[What to work on] Go through the entries below and return every line that contains "this".

[Dataset rows describing interfaces]

-----

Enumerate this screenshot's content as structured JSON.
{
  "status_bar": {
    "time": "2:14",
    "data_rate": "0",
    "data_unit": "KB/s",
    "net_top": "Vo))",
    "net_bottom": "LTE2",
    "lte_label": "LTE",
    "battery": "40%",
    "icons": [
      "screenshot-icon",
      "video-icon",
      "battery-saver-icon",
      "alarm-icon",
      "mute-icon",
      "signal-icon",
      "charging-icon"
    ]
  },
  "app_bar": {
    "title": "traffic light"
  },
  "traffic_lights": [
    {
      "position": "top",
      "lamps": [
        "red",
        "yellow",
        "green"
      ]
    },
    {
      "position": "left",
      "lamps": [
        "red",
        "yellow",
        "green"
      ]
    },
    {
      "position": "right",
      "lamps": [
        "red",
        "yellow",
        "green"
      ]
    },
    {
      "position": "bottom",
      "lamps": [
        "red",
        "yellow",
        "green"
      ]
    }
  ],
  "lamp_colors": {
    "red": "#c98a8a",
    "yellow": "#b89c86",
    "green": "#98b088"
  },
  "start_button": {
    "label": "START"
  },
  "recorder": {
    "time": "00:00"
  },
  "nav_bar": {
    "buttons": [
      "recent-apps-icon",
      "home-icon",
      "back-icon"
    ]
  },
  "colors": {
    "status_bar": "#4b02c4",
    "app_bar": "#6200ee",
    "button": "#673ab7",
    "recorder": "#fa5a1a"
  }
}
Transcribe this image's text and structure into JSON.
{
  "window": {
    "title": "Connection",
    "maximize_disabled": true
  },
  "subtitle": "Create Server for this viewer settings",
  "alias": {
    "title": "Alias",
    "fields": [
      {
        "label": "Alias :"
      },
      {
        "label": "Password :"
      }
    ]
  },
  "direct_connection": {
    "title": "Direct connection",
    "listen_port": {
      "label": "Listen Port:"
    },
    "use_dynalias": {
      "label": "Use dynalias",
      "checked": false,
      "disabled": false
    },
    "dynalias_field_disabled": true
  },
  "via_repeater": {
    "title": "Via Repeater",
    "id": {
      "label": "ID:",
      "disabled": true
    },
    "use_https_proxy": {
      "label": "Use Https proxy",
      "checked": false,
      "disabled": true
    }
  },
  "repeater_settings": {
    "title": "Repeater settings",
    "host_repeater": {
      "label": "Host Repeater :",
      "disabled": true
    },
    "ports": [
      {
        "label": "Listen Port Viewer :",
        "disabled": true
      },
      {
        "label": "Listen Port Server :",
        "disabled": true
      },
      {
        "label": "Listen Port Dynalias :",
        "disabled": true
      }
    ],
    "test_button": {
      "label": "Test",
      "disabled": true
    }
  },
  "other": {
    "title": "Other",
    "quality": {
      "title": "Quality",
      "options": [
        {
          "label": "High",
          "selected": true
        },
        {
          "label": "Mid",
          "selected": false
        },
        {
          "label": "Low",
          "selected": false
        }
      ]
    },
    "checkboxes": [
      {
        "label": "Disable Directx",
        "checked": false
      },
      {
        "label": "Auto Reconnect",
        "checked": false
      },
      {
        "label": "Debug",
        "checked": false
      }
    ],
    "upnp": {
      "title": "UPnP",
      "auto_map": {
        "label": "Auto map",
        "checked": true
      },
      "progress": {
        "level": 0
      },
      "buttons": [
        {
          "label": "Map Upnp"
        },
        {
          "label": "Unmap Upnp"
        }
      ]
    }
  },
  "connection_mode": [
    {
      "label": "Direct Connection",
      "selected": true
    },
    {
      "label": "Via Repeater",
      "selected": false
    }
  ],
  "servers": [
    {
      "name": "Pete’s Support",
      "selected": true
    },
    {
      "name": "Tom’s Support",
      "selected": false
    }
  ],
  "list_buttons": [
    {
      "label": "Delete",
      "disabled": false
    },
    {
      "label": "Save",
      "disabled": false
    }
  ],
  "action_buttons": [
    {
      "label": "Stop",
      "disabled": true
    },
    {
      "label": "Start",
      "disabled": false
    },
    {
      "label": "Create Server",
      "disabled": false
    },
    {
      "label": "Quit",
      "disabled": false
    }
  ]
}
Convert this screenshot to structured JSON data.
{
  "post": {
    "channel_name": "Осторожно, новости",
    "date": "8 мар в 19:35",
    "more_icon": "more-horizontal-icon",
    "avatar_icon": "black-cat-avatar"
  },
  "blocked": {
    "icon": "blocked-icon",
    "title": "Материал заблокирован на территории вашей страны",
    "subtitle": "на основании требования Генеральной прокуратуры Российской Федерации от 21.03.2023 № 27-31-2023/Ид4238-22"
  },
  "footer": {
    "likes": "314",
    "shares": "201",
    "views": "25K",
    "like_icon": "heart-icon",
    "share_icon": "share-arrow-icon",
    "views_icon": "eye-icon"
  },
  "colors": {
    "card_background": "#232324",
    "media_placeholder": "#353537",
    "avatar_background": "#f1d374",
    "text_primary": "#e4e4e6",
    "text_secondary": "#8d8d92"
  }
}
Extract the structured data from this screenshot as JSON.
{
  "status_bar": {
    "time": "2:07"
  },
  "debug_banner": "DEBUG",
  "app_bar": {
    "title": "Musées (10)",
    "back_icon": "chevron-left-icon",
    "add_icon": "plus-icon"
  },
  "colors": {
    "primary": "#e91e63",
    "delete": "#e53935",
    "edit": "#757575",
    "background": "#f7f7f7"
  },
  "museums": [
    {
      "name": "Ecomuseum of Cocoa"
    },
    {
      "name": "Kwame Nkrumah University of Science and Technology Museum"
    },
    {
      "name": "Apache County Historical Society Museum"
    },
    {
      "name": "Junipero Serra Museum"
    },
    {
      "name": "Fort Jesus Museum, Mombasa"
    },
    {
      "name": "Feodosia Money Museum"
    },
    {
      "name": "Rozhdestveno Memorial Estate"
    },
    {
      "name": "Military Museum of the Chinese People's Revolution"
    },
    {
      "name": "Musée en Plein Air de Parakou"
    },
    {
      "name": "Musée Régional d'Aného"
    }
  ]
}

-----

[Output below]
Enumerate this screenshot's content as structured JSON.
Transcribe this image's text and structure into JSON.
  "subtitle": "Create Server for this viewer settings",
Convert this screenshot to structured JSON data.
Extract the structured data from this screenshot as JSON.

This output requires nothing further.